That or make sure to do A LOTof shopping to make sure you get the right platform

ok enough with this, starting to feel like a speech....sorry about that :eek:

cheers!

elkslayer4x5
10-19-2012, 07:44 AM
The Prowler or the Bengal come with the Fury XT cam. Also, I have a short draw length of 27 1/2" or 28". So, 60lb draw with a 28" DL has me a thinking I might be a little under powered for large wild pigs or elk if I get the chance. Here in California, I'm hunting wild pigs and deer.

I killed my first wild pig (250lbs ) in California with a 48# recurve, not doubt a 60# compound will have more energy than my Super Kodiak did. And your shoulder will be happier with the lighter draw weight. I shoot a 6 year old 63# Martin Slayer, flings the 400 gr arrow at 299fps, which gives me 79 ft lb KE More than enough to hunt dangerous game!

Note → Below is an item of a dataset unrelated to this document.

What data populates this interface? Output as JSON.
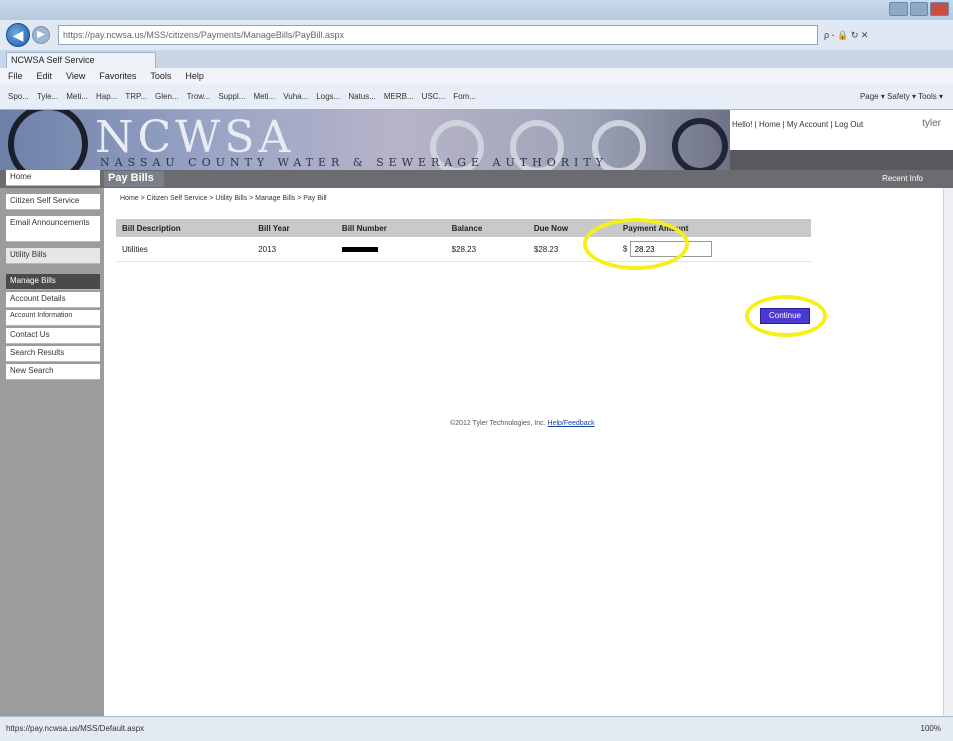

wscywabbit
10-19-2012, 07:51 PM
Welcome to the forum! You can most certainly get the 70# version and dial it down easily and efficiently; especially with the Fury cam. If you are going to spend the money, I'd get what you want, and turn it down until you're comfortable.

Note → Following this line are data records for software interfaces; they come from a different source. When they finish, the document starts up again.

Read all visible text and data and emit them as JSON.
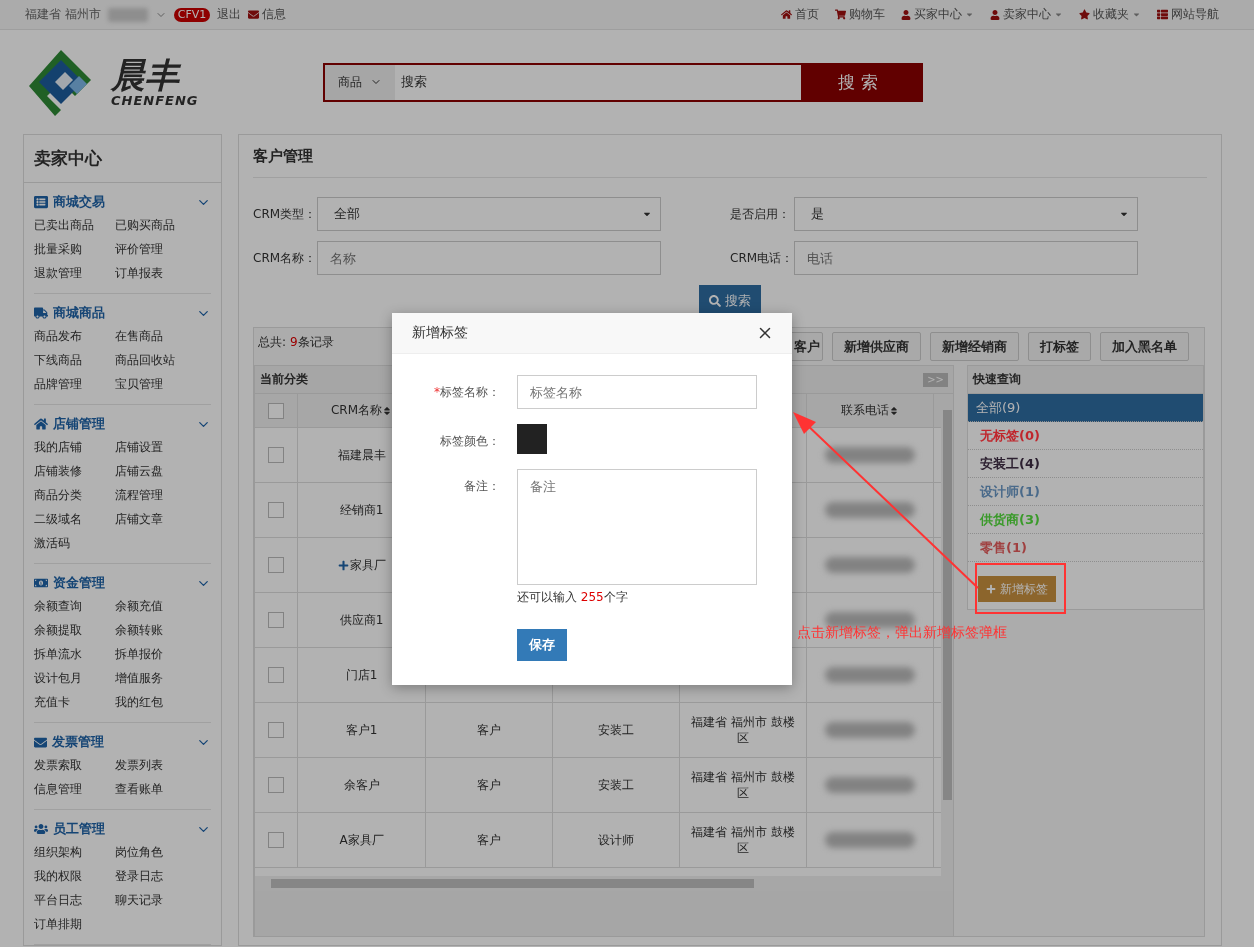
{
  "top_bar": {
    "location": "福建省 福州市",
    "badge": "CFV1",
    "logout": "退出",
    "messages": "信息",
    "links": [
      {
        "label": "首页",
        "kind": "home",
        "dropdown": false
      },
      {
        "label": "购物车",
        "kind": "cart",
        "dropdown": false
      },
      {
        "label": "买家中心",
        "kind": "user",
        "dropdown": true
      },
      {
        "label": "卖家中心",
        "kind": "user",
        "dropdown": true
      },
      {
        "label": "收藏夹",
        "kind": "star",
        "dropdown": true
      },
      {
        "label": "网站导航",
        "kind": "list",
        "dropdown": false
      }
    ]
  },
  "logo": {
    "name": "晨丰",
    "latin": "CHENFENG"
  },
  "search": {
    "category": "商品",
    "value": "搜索",
    "button": "搜索"
  },
  "sidebar": {
    "title": "卖家中心",
    "sections": [
      {
        "title": "商城交易",
        "kind": "list",
        "expanded": true,
        "items": [
          "已卖出商品",
          "已购买商品",
          "批量采购",
          "评价管理",
          "退款管理",
          "订单报表"
        ]
      },
      {
        "title": "商城商品",
        "kind": "truck",
        "expanded": true,
        "items": [
          "商品发布",
          "在售商品",
          "下线商品",
          "商品回收站",
          "品牌管理",
          "宝贝管理"
        ]
      },
      {
        "title": "店铺管理",
        "kind": "home",
        "expanded": true,
        "items": [
          "我的店铺",
          "店铺设置",
          "店铺装修",
          "店铺云盘",
          "商品分类",
          "流程管理",
          "二级域名",
          "店铺文章",
          "激活码"
        ]
      },
      {
        "title": "资金管理",
        "kind": "money",
        "expanded": true,
        "items": [
          "余额查询",
          "余额充值",
          "余额提取",
          "余额转账",
          "拆单流水",
          "拆单报价",
          "设计包月",
          "增值服务",
          "充值卡",
          "我的红包"
        ]
      },
      {
        "title": "发票管理",
        "kind": "envelope",
        "expanded": true,
        "items": [
          "发票索取",
          "发票列表",
          "信息管理",
          "查看账单"
        ]
      },
      {
        "title": "员工管理",
        "kind": "users",
        "expanded": true,
        "items": [
          "组织架构",
          "岗位角色",
          "我的权限",
          "登录日志",
          "平台日志",
          "聊天记录",
          "订单排期"
        ]
      }
    ]
  },
  "page": {
    "title": "客户管理",
    "filters": [
      {
        "label": "CRM类型：",
        "kind": "select",
        "value": "全部"
      },
      {
        "label": "是否启用：",
        "kind": "select",
        "value": "是"
      },
      {
        "label": "CRM名称：",
        "kind": "input",
        "placeholder": "名称"
      },
      {
        "label": "CRM电话：",
        "kind": "input",
        "placeholder": "电话"
      }
    ],
    "search_button": "搜索"
  },
  "toolbar": {
    "total_label": "总共:",
    "total_count": "9",
    "total_unit": "条记录",
    "buttons": [
      "客户",
      "新增供应商",
      "新增经销商",
      "打标签",
      "加入黑名单"
    ]
  },
  "category_bar": {
    "title": "当前分类",
    "toggle": ">>"
  },
  "table": {
    "all_checked": false,
    "header": {
      "name": "CRM名称",
      "phone": "联系电话"
    },
    "rows": [
      {
        "checked": false,
        "expandable": false,
        "name": "福建晨丰"
      },
      {
        "checked": false,
        "expandable": false,
        "name": "经销商1"
      },
      {
        "checked": false,
        "expandable": true,
        "name": "家具厂"
      },
      {
        "checked": false,
        "expandable": false,
        "name": "供应商1"
      },
      {
        "checked": false,
        "expandable": false,
        "name": "门店1"
      },
      {
        "checked": false,
        "expandable": false,
        "name": "客户1",
        "type": "客户",
        "tag": "安装工",
        "region": "福建省 福州市 鼓楼区"
      },
      {
        "checked": false,
        "expandable": false,
        "name": "余客户",
        "type": "客户",
        "tag": "安装工",
        "region": "福建省 福州市 鼓楼区"
      },
      {
        "checked": false,
        "expandable": false,
        "name": "A家具厂",
        "type": "客户",
        "tag": "设计师",
        "region": "福建省 福州市 鼓楼区"
      }
    ]
  },
  "quick_query": {
    "title": "快速查询",
    "items": [
      {
        "label": "全部(9)",
        "selected": true
      },
      {
        "label": "无标签(0)",
        "selected": false,
        "color": "#c0262c"
      },
      {
        "label": "安装工(4)",
        "selected": false,
        "color": "#2c2030"
      },
      {
        "label": "设计师(1)",
        "selected": false,
        "color": "#4a6a8a"
      },
      {
        "label": "供货商(3)",
        "selected": false,
        "color": "#3a9a2a"
      },
      {
        "label": "零售(1)",
        "selected": false,
        "color": "#a04040"
      }
    ],
    "add_button": "新增标签"
  },
  "modal": {
    "title": "新增标签",
    "fields": [
      {
        "kind": "text",
        "label": "标签名称：",
        "required_mark": "*",
        "placeholder": "标签名称"
      },
      {
        "kind": "color",
        "label": "标签颜色：",
        "color": "#222222"
      },
      {
        "kind": "textarea",
        "label": "备注：",
        "placeholder": "备注",
        "counter_prefix": "还可以输入",
        "counter_value": "255",
        "counter_suffix": "个字"
      }
    ],
    "save": "保存"
  },
  "annotation": {
    "text": "点击新增标签，弹出新增标签弹框"
  }
}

Now on the other hand, to play devil's advocate, 60# is more than enough for any big game in the US. I shoot a 70# Onza atm, but my next bow will be a 60# offering, probably a Cougar with the Nitro 2 cams or an Alien with the Hybrix. I can get the same speeds out of them with a lighter arrow and only lose a little bit of my kinetic energy. Just food for thought.

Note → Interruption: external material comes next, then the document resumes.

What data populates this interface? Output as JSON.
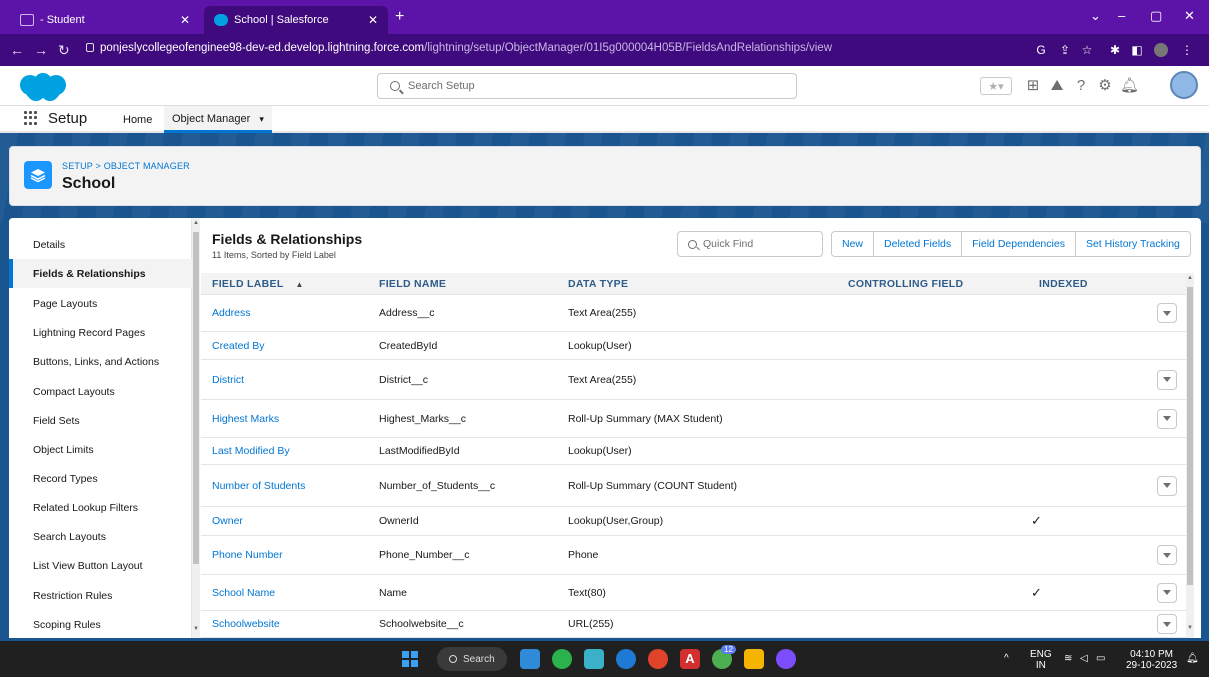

Whatever you buy, know that with Martin you'll enjoy a great bow, at a great price with outstanding customer service and wonderful brothers in arms here!

Good luck and great shooting! ;)

droppixel
10-19-2012, 08:26 PM
Certain limb deflections will get you more or less weight depending on the limb.


L, M, H. Low, Medium, High. There's about 2# difference between them. If 5M limbs yield 70# then 5L would be right about 67 or 68#, but being as most bows go over the max by a pound or two then 5L might just give you 70# anyway. If it doesn't then it's simply a matter of adding a few twists to the cable(s) to bring that weight up to snuff.

So if you are looking for something in the 62-64# range, you could get a 60# bow with the "H/M" limb and hit 64/62# - that is how my Bengal is and I love it. I have a 70# Cheetah, but I back that down a little. I can shoot 70# if I want, but that mid 60 range feels really good. With that, my next bow will more than likely be a 60# limb.

So if you don't think you'll ever need to shoot a full 70# just grab a 60# bow. Speed difference isn't going to be that much btw the 2 and from a hunting perspective 60# is plenty to drop any North American game. If you want to shoot heavier arrows, than the extra pounds behind it might be nice.

dzsmith
10-26-2012, 06:48 PM
dont crank that single cam up to 70lb, its gonna wear it out quicker, i would keep it around 60-65. i can see the stress on my 2011 exile from constantly pulling 70 lbs, i just replaced my strings and they are already wearing faster than i would like. they shoot a lot smoother around 60-65

desertcj
11-11-2012, 02:27 PM
Does anybody have any idea when the 2013 bows are going to be available? Am I really going to have to wait until January or later to buy one?! If that's the case, they shouldn't have even released the catalog yet. That is just frustrating IMO. I am considering the Blade x4 after seeing the 2013 catalog, but I have been waiting to buy a bow for quite a while now and I'd like to pull the trigger so I may end up just getting a Prowler like I've been planning for a while.

desertcj
11-11-2012, 02:36 PM
Oh, and as to the original question on this post. I've pretty well decided to get the 70lb version and dial it down to start with. May as well have the option to go up if I want...

Ehunter
11-11-2012, 07:27 PM
I have shot 70# bows the entire time I've hunted. This year, I find myself shooting more comfortably around the 65-67# range, depending on the bow. I figure with a 70# bow, you can always dial it down to your preferred weight, and shoot it there. Performance will still be there, and you get the poundage you want. I do prefer 60# bows for turkey hunting, as the lower hold weight comes in very handy during turkey hunting without a blind. lol